Pollution spills occur more often than you think. Usually, however, we only hear about the big ones like when three million gallons of acid mine waste spilled into the Animas River in New Mexico or when 7,500 gallons of MCHM discharged into the Elk River and shut down water supplies in Charleston, West Virginia. MCHM’s unknown toxicity ultimately affected the drinking water for 300,000 residents and the effects of the pollution in the Animas River are still being evaluated. Here on the Potomac, industrial spills are an uncommon occurrence because we harbor relatively few industrial type facilities.
Arguably our biggest issue on the Potomac is raw sewage overflows during rain events in our cities. But unlike sewage overflows, unexpected and accidental spills of an industrial pollution are unpredictable. On September 23, 2015 an estimated 10,000 gallons of a liquid latex chemical was spilled by the Verso Paper Plant in Luke, Maryland into the North Branch Potomac about 200 river miles from Washington D.C. The latex compound was being transferred to a storage tank inside the mill, where a valve was left open, which sent the latex through the Mill’s wastewater drainage system. Luckily, a local resident noticed the discoloration of the North Branch and alerted the Maryland Department of the Environment (MDE). Upon notification, MDE collected water samples, contacted the Interstate Commission for the Potomac River Basin (ICPRB) and investigated the spill.
ICPRB spearheads important programs in water conservation, aquatic life research and water quality monitoring and plays a unique role during emergency spills.

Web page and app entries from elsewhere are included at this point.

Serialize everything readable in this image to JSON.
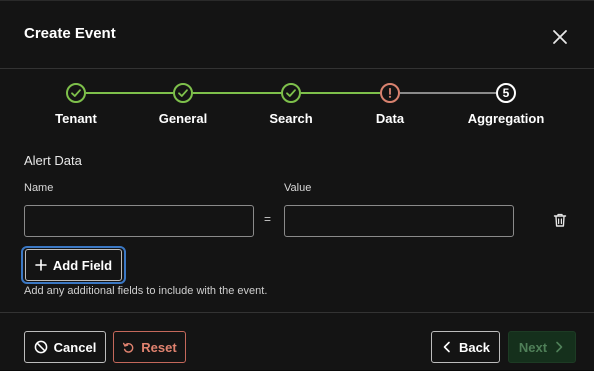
{
  "dialog": {
    "title": "Create Event",
    "close_icon": "close-icon"
  },
  "stepper": {
    "steps": [
      {
        "label": "Tenant",
        "status": "complete",
        "icon": "check-icon"
      },
      {
        "label": "General",
        "status": "complete",
        "icon": "check-icon"
      },
      {
        "label": "Search",
        "status": "complete",
        "icon": "check-icon"
      },
      {
        "label": "Data",
        "status": "error",
        "icon": "exclamation-icon"
      },
      {
        "label": "Aggregation",
        "status": "upcoming",
        "number": "5"
      }
    ]
  },
  "form": {
    "section_title": "Alert Data",
    "name_label": "Name",
    "value_label": "Value",
    "name_value": "",
    "value_value": "",
    "separator": "=",
    "add_field_label": "Add Field",
    "helper_text": "Add any additional fields to include with the event."
  },
  "footer": {
    "cancel_label": "Cancel",
    "reset_label": "Reset",
    "back_label": "Back",
    "next_label": "Next"
  },
  "colors": {
    "complete": "#7ec04b",
    "error": "#d9826f",
    "upcoming": "#ffffff",
    "focus_ring": "#3b78c4"
  }
}
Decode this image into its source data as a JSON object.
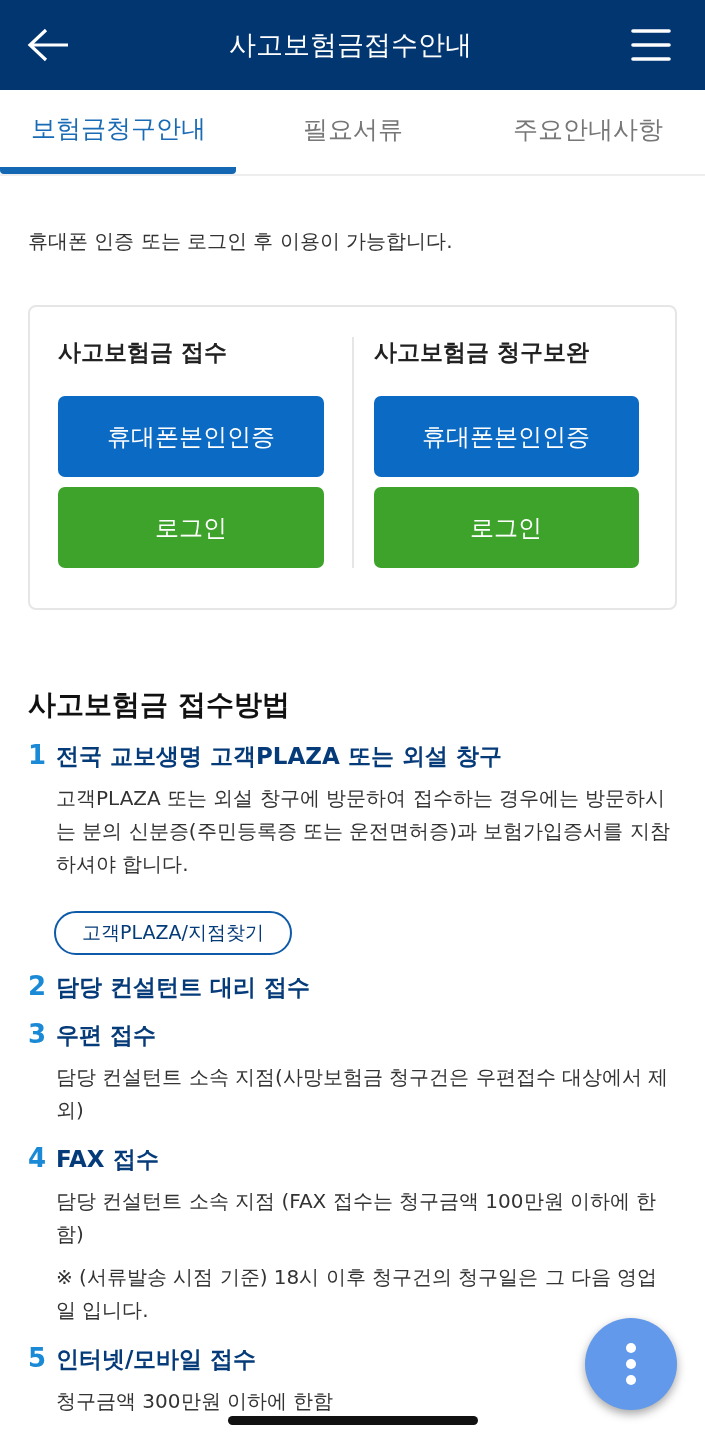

When a spill occurs, industrial or otherwise, ICPRB launches its Emergency River Spill Model (ERSM) which can predict the travel time of the spilled material creating the ability to advise and inform downstream public drinking water authorities.
Over five million people get their drinking water straight from the Potomac River. Using ERSM, ICPRB was able to notify all drinking water intake facilities downstream of Cumberland, MD with enough time to prepare before the latex chemicals reached them. Verso claimed there was no threat to drinking water in this incident, but if nothing else this incident demonstrated that the system does work during emergency situations.
The model relies on the interplay of many complicated factors, several of which came into play during this event including a release of water from the Savage River Reservoir shortly after the latex spill, and then nine days of rain. Both caused the latex spill to move faster than the model predicted. All the while our Upper Potomac Riverkeeper worked to ground truth the actual movement of the latex plume as it was moving down river. Our reports to MDE, local papers and on social media provided up-to-date location of the latex plume.
Fortunately, the chemicals in latex are not as toxic as other industrial chemicals in use along the Potomac River. There were no observed fish kills or immediate aquatic habitat impacts with this spill event and no one had to find alternative drinking water; however, there are some lessons learned. When dealing with industrial chemicals, it is absolutely critical to have secondary containment in case of an accident. In this instance, there was not. The latex spilled out of an open valve. Why was it not being monitored during transfer? This answer should come in the form of an up-to-date spill prevention plan onsite at every industrial site. The manual would also instruct authorities as to what level of damage control is required for each material handled by the facility.